▶ Task goal
Search the material for the string "entry", then report how many lines hold it, with no other text.

▶ Records supplied
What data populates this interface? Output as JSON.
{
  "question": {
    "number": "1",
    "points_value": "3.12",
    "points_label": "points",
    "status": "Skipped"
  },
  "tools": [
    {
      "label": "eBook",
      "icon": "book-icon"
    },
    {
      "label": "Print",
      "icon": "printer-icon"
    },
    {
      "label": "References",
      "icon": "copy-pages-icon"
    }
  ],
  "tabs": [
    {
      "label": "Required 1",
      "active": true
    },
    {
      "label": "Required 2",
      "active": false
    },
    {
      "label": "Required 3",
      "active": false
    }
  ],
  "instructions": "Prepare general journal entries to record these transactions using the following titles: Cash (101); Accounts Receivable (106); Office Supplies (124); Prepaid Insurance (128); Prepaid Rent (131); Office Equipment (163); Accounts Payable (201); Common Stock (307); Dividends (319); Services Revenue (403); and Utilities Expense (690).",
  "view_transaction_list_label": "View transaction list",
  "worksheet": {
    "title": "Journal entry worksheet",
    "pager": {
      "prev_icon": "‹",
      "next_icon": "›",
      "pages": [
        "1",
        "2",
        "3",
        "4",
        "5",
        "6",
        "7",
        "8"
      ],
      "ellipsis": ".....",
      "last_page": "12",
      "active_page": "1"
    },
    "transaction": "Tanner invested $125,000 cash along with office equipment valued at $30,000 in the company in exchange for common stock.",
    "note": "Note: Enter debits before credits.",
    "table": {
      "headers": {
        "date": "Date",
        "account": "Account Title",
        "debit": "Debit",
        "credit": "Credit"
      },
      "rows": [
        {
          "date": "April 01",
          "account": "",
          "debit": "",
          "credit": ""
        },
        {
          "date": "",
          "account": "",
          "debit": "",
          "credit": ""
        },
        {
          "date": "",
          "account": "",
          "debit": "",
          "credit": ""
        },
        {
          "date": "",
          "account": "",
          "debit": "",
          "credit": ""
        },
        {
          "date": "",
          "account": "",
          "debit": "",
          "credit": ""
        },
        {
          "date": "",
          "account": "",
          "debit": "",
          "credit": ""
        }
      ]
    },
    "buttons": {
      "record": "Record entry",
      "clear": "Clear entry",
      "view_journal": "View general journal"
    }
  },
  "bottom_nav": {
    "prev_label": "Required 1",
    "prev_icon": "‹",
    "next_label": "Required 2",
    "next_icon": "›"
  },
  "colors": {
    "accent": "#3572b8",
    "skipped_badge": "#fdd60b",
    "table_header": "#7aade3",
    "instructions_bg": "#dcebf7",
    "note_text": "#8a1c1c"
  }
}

▶ Result for this task
3